• Data for the task:

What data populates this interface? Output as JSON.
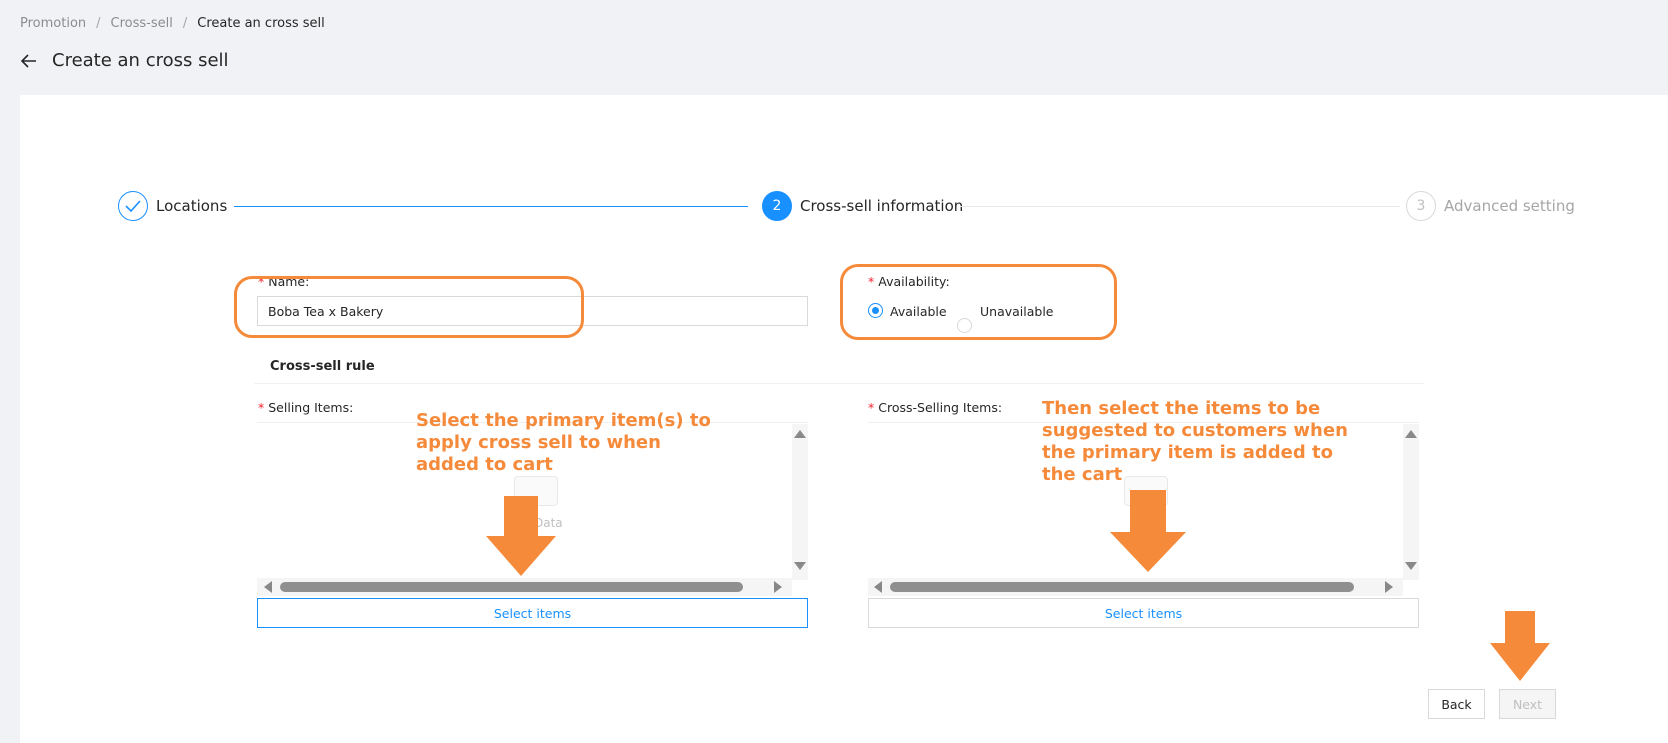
{
  "breadcrumb": {
    "items": [
      "Promotion",
      "Cross-sell"
    ],
    "current": "Create an cross sell",
    "separator": "/"
  },
  "page": {
    "title": "Create an cross sell"
  },
  "steps": [
    {
      "label": "Locations",
      "number": "",
      "status": "done"
    },
    {
      "label": "Cross-sell information",
      "number": "2",
      "status": "active"
    },
    {
      "label": "Advanced setting",
      "number": "3",
      "status": "wait"
    }
  ],
  "form": {
    "name": {
      "label": "Name:",
      "value": "Boba Tea x Bakery"
    },
    "availability": {
      "label": "Availability:",
      "options": [
        "Available",
        "Unavailable"
      ],
      "selected": "Available"
    },
    "rule_title": "Cross-sell rule",
    "selling": {
      "label": "Selling Items:",
      "empty_text": "Data",
      "button": "Select items"
    },
    "cross_selling": {
      "label": "Cross-Selling Items:",
      "button": "Select items"
    }
  },
  "annotations": {
    "left": "Select the primary item(s) to apply cross sell to when added to cart",
    "right": "Then select the items to be suggested to customers when the primary item is added to the cart"
  },
  "footer": {
    "back": "Back",
    "next": "Next"
  },
  "colors": {
    "primary": "#1890ff",
    "annotation": "#f58a3a",
    "required": "#f5222d"
  }
}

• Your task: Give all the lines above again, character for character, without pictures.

• Result of this task:
What data populates this interface? Output as JSON.
{
  "breadcrumb": {
    "items": [
      "Promotion",
      "Cross-sell"
    ],
    "current": "Create an cross sell",
    "separator": "/"
  },
  "page": {
    "title": "Create an cross sell"
  },
  "steps": [
    {
      "label": "Locations",
      "number": "",
      "status": "done"
    },
    {
      "label": "Cross-sell information",
      "number": "2",
      "status": "active"
    },
    {
      "label": "Advanced setting",
      "number": "3",
      "status": "wait"
    }
  ],
  "form": {
    "name": {
      "label": "Name:",
      "value": "Boba Tea x Bakery"
    },
    "availability": {
      "label": "Availability:",
      "options": [
        "Available",
        "Unavailable"
      ],
      "selected": "Available"
    },
    "rule_title": "Cross-sell rule",
    "selling": {
      "label": "Selling Items:",
      "empty_text": "Data",
      "button": "Select items"
    },
    "cross_selling": {
      "label": "Cross-Selling Items:",
      "button": "Select items"
    }
  },
  "annotations": {
    "left": "Select the primary item(s) to apply cross sell to when added to cart",
    "right": "Then select the items to be suggested to customers when the primary item is added to the cart"
  },
  "footer": {
    "back": "Back",
    "next": "Next"
  },
  "colors": {
    "primary": "#1890ff",
    "annotation": "#f58a3a",
    "required": "#f5222d"
  }
}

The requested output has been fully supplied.